§ Aim of the exercise: Scan the records below. Copy every line in which the word "JSON" appears.

§ Source records:
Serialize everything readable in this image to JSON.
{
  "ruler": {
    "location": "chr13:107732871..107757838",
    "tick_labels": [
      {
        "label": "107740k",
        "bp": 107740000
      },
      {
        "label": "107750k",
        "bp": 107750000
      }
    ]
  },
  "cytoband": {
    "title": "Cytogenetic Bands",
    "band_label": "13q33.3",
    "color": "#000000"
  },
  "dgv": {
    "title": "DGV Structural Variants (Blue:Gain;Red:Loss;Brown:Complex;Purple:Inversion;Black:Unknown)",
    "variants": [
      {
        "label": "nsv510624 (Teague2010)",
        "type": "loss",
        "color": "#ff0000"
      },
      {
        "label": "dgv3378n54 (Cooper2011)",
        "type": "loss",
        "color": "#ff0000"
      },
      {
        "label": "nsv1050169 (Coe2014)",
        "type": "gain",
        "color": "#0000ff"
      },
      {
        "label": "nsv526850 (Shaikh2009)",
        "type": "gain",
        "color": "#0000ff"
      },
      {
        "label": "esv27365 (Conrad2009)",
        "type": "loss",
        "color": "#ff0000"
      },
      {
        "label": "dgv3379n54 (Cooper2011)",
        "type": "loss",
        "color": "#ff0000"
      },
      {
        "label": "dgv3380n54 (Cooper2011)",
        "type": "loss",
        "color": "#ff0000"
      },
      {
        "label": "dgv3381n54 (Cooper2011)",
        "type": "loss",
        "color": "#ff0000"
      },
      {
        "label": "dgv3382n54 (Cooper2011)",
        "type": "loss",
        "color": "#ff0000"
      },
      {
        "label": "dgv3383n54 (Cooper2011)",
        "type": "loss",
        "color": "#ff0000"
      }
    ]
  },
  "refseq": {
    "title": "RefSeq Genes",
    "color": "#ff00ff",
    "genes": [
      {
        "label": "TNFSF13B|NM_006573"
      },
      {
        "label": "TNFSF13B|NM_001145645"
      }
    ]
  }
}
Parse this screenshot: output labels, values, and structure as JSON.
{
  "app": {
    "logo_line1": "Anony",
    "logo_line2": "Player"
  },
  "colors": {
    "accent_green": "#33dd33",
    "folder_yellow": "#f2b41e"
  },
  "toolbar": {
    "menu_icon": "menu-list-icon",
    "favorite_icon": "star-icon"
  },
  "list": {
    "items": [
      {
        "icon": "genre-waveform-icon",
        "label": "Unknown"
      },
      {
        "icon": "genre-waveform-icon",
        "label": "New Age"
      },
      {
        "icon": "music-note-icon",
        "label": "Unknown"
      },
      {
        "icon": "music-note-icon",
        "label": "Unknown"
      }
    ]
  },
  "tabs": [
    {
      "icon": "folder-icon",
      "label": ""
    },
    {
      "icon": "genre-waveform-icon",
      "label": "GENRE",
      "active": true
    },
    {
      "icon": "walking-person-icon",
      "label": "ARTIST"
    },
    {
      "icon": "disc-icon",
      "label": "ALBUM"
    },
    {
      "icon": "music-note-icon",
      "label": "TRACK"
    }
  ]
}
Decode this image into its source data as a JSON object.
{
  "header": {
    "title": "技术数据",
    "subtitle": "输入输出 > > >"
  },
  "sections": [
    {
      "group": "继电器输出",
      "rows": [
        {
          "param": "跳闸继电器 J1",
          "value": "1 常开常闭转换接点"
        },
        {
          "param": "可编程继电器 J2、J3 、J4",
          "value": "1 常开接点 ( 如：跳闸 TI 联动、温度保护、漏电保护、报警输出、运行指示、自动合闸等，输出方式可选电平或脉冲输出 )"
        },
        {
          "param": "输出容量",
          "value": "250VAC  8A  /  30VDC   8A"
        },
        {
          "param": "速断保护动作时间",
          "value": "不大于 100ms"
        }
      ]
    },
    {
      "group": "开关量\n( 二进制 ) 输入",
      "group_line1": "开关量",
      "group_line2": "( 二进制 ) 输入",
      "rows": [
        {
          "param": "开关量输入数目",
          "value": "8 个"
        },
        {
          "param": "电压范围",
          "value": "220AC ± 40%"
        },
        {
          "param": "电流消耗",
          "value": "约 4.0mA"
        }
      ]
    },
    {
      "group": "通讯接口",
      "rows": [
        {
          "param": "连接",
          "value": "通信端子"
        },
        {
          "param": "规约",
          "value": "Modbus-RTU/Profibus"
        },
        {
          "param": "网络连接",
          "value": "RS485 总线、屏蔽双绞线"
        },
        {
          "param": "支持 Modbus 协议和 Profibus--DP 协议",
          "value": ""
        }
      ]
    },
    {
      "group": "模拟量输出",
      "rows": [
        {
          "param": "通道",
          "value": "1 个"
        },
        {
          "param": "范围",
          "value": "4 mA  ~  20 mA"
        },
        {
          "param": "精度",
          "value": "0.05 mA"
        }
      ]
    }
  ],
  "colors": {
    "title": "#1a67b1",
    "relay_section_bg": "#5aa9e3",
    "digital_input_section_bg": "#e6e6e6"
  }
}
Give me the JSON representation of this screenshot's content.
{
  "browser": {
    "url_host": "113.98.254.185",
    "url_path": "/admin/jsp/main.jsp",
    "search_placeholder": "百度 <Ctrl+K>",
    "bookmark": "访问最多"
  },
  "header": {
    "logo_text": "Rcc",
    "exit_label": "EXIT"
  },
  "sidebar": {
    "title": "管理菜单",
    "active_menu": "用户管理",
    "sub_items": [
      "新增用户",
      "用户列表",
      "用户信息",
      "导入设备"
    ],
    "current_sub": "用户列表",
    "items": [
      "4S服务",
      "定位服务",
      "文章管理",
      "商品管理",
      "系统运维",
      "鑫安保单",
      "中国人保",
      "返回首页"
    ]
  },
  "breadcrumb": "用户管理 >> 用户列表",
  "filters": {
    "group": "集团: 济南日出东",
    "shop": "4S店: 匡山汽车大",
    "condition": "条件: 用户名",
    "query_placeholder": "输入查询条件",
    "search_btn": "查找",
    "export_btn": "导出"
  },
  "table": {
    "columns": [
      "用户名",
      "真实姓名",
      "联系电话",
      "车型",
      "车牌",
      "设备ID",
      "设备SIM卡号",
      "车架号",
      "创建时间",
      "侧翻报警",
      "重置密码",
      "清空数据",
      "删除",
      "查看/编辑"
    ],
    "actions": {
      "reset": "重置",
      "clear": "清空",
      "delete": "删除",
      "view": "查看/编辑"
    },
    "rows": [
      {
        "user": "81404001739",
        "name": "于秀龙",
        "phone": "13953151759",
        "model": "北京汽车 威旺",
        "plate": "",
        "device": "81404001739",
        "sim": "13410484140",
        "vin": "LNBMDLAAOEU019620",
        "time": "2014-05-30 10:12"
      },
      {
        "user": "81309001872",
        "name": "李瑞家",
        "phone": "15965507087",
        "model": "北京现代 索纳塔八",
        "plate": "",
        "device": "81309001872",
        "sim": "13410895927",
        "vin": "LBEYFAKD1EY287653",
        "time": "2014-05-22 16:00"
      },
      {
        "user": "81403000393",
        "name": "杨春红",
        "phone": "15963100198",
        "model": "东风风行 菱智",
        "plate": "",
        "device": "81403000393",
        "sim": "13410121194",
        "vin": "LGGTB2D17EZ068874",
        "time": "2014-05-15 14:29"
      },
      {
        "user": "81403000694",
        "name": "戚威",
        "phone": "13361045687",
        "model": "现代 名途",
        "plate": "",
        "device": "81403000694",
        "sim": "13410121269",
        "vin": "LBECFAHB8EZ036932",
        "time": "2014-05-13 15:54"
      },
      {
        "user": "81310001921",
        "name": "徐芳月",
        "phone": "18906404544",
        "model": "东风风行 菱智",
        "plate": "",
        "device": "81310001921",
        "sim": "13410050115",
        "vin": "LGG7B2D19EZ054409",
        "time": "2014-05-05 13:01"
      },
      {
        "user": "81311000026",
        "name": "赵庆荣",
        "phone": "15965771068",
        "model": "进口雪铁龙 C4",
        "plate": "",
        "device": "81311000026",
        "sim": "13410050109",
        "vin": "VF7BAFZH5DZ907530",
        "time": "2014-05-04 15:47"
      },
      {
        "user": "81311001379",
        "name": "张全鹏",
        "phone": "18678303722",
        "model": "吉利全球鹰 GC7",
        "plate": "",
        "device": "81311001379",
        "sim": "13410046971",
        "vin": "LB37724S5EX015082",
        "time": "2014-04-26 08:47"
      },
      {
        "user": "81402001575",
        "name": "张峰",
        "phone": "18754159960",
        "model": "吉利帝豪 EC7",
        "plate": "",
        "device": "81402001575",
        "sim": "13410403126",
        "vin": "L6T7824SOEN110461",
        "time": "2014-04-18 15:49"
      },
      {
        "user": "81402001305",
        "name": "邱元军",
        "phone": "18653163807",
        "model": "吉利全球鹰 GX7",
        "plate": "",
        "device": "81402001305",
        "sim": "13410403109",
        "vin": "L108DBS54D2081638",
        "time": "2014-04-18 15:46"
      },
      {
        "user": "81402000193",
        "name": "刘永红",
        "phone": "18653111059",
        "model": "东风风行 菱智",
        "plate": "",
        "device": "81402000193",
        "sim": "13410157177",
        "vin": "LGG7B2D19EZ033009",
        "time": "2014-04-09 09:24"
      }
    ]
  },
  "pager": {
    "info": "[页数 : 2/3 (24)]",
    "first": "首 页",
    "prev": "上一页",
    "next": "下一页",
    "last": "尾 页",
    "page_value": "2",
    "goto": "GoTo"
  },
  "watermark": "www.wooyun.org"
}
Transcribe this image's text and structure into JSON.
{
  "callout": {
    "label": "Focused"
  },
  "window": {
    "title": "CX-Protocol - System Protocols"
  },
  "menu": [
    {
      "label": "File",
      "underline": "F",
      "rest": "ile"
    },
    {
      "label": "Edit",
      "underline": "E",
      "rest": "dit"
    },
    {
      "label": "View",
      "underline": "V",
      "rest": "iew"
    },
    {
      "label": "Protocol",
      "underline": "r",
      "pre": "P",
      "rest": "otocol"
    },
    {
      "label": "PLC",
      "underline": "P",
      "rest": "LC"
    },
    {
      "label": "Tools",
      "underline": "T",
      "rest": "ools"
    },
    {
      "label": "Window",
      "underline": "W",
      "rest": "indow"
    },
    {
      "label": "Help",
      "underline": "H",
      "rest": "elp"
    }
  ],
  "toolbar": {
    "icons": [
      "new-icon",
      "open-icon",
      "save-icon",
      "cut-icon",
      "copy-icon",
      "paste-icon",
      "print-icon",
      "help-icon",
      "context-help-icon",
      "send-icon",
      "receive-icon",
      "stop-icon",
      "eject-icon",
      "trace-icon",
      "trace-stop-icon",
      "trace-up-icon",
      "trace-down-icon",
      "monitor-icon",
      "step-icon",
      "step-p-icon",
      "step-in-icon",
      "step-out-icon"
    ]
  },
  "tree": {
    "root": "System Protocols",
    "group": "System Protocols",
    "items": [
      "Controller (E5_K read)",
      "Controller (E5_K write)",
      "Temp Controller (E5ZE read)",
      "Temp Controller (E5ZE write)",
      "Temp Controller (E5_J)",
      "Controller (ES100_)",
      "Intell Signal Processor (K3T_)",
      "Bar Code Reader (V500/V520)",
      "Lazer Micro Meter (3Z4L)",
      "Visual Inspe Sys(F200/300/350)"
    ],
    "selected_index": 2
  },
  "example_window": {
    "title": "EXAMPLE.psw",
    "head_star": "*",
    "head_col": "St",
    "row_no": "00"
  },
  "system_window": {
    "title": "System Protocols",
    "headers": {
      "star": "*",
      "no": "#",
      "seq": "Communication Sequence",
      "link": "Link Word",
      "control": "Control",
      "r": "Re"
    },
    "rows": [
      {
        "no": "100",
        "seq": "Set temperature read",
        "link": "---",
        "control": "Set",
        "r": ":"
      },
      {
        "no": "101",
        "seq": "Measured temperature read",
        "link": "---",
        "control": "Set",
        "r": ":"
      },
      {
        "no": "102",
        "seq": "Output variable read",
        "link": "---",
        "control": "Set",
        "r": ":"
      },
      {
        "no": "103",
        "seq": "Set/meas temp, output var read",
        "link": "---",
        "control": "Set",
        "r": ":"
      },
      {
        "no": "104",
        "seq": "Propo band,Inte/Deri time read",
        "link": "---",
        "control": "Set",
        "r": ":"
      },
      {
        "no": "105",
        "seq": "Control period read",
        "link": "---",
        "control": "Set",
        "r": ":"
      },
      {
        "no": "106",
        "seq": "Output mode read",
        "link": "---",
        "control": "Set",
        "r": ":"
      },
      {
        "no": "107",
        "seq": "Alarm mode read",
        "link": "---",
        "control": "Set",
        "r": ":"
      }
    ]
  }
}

§ Written reply:
Serialize everything readable in this image to JSON.
Parse this screenshot: output labels, values, and structure as JSON.
Decode this image into its source data as a JSON object.
Give me the JSON representation of this screenshot's content.
Transcribe this image's text and structure into JSON.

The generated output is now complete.